Task item:
Without any omission, reproduce the records that follow.

[[ Excerpted data open ]]

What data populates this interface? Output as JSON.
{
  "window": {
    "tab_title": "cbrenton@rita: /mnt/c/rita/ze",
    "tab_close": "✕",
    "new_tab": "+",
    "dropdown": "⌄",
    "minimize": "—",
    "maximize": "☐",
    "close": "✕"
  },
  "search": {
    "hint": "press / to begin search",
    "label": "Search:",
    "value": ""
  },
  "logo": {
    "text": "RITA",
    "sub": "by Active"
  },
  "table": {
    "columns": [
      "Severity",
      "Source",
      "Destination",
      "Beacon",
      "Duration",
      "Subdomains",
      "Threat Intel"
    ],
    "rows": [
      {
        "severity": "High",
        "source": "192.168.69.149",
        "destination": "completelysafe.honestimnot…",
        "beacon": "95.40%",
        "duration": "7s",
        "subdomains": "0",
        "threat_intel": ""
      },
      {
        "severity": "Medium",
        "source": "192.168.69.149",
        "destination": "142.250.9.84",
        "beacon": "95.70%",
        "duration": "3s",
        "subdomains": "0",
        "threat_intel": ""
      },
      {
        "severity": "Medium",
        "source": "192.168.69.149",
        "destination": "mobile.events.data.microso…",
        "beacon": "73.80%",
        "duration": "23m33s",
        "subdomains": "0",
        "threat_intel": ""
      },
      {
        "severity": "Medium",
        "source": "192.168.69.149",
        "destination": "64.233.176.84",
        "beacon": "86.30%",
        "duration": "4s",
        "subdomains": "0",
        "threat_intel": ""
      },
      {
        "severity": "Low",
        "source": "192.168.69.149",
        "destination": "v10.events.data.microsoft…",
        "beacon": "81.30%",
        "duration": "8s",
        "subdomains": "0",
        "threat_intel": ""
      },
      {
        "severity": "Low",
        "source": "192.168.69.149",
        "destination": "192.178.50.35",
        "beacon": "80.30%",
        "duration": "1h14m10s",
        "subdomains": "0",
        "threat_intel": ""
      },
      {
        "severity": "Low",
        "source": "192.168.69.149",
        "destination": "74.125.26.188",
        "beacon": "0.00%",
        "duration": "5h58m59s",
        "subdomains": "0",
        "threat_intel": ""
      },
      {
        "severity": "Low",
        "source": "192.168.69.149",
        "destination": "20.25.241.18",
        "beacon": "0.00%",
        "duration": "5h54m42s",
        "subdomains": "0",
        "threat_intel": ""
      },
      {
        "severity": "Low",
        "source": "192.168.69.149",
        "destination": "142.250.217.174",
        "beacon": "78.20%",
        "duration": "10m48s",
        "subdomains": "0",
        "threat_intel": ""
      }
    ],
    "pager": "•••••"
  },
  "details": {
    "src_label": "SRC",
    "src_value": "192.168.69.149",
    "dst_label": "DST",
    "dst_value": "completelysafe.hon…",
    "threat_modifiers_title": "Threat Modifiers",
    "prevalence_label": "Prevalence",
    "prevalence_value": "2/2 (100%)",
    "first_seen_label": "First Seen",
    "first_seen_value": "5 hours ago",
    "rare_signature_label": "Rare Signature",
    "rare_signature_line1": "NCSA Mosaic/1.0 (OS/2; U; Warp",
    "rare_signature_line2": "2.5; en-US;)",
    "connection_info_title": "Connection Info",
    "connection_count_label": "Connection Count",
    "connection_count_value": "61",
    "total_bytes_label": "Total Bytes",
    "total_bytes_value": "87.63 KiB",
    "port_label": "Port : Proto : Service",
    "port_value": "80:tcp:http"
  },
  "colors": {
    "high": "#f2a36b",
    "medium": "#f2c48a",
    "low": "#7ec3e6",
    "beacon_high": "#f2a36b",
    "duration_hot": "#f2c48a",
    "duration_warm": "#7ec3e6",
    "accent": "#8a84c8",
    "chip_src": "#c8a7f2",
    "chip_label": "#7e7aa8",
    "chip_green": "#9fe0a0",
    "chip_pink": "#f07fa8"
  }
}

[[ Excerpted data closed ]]

Task result:
What data populates this interface? Output as JSON.
{
  "window": {
    "tab_title": "cbrenton@rita: /mnt/c/rita/ze",
    "tab_close": "✕",
    "new_tab": "+",
    "dropdown": "⌄",
    "minimize": "—",
    "maximize": "☐",
    "close": "✕"
  },
  "search": {
    "hint": "press / to begin search",
    "label": "Search:",
    "value": ""
  },
  "logo": {
    "text": "RITA",
    "sub": "by Active"
  },
  "table": {
    "columns": [
      "Severity",
      "Source",
      "Destination",
      "Beacon",
      "Duration",
      "Subdomains",
      "Threat Intel"
    ],
    "rows": [
      {
        "severity": "High",
        "source": "192.168.69.149",
        "destination": "completelysafe.honestimnot…",
        "beacon": "95.40%",
        "duration": "7s",
        "subdomains": "0",
        "threat_intel": ""
      },
      {
        "severity": "Medium",
        "source": "192.168.69.149",
        "destination": "142.250.9.84",
        "beacon": "95.70%",
        "duration": "3s",
        "subdomains": "0",
        "threat_intel": ""
      },
      {
        "severity": "Medium",
        "source": "192.168.69.149",
        "destination": "mobile.events.data.microso…",
        "beacon": "73.80%",
        "duration": "23m33s",
        "subdomains": "0",
        "threat_intel": ""
      },
      {
        "severity": "Medium",
        "source": "192.168.69.149",
        "destination": "64.233.176.84",
        "beacon": "86.30%",
        "duration": "4s",
        "subdomains": "0",
        "threat_intel": ""
      },
      {
        "severity": "Low",
        "source": "192.168.69.149",
        "destination": "v10.events.data.microsoft…",
        "beacon": "81.30%",
        "duration": "8s",
        "subdomains": "0",
        "threat_intel": ""
      },
      {
        "severity": "Low",
        "source": "192.168.69.149",
        "destination": "192.178.50.35",
        "beacon": "80.30%",
        "duration": "1h14m10s",
        "subdomains": "0",
        "threat_intel": ""
      },
      {
        "severity": "Low",
        "source": "192.168.69.149",
        "destination": "74.125.26.188",
        "beacon": "0.00%",
        "duration": "5h58m59s",
        "subdomains": "0",
        "threat_intel": ""
      },
      {
        "severity": "Low",
        "source": "192.168.69.149",
        "destination": "20.25.241.18",
        "beacon": "0.00%",
        "duration": "5h54m42s",
        "subdomains": "0",
        "threat_intel": ""
      },
      {
        "severity": "Low",
        "source": "192.168.69.149",
        "destination": "142.250.217.174",
        "beacon": "78.20%",
        "duration": "10m48s",
        "subdomains": "0",
        "threat_intel": ""
      }
    ],
    "pager": "•••••"
  },
  "details": {
    "src_label": "SRC",
    "src_value": "192.168.69.149",
    "dst_label": "DST",
    "dst_value": "completelysafe.hon…",
    "threat_modifiers_title": "Threat Modifiers",
    "prevalence_label": "Prevalence",
    "prevalence_value": "2/2 (100%)",
    "first_seen_label": "First Seen",
    "first_seen_value": "5 hours ago",
    "rare_signature_label": "Rare Signature",
    "rare_signature_line1": "NCSA Mosaic/1.0 (OS/2; U; Warp",
    "rare_signature_line2": "2.5; en-US;)",
    "connection_info_title": "Connection Info",
    "connection_count_label": "Connection Count",
    "connection_count_value": "61",
    "total_bytes_label": "Total Bytes",
    "total_bytes_value": "87.63 KiB",
    "port_label": "Port : Proto : Service",
    "port_value": "80:tcp:http"
  },
  "colors": {
    "high": "#f2a36b",
    "medium": "#f2c48a",
    "low": "#7ec3e6",
    "beacon_high": "#f2a36b",
    "duration_hot": "#f2c48a",
    "duration_warm": "#7ec3e6",
    "accent": "#8a84c8",
    "chip_src": "#c8a7f2",
    "chip_label": "#7e7aa8",
    "chip_green": "#9fe0a0",
    "chip_pink": "#f07fa8"
  }
}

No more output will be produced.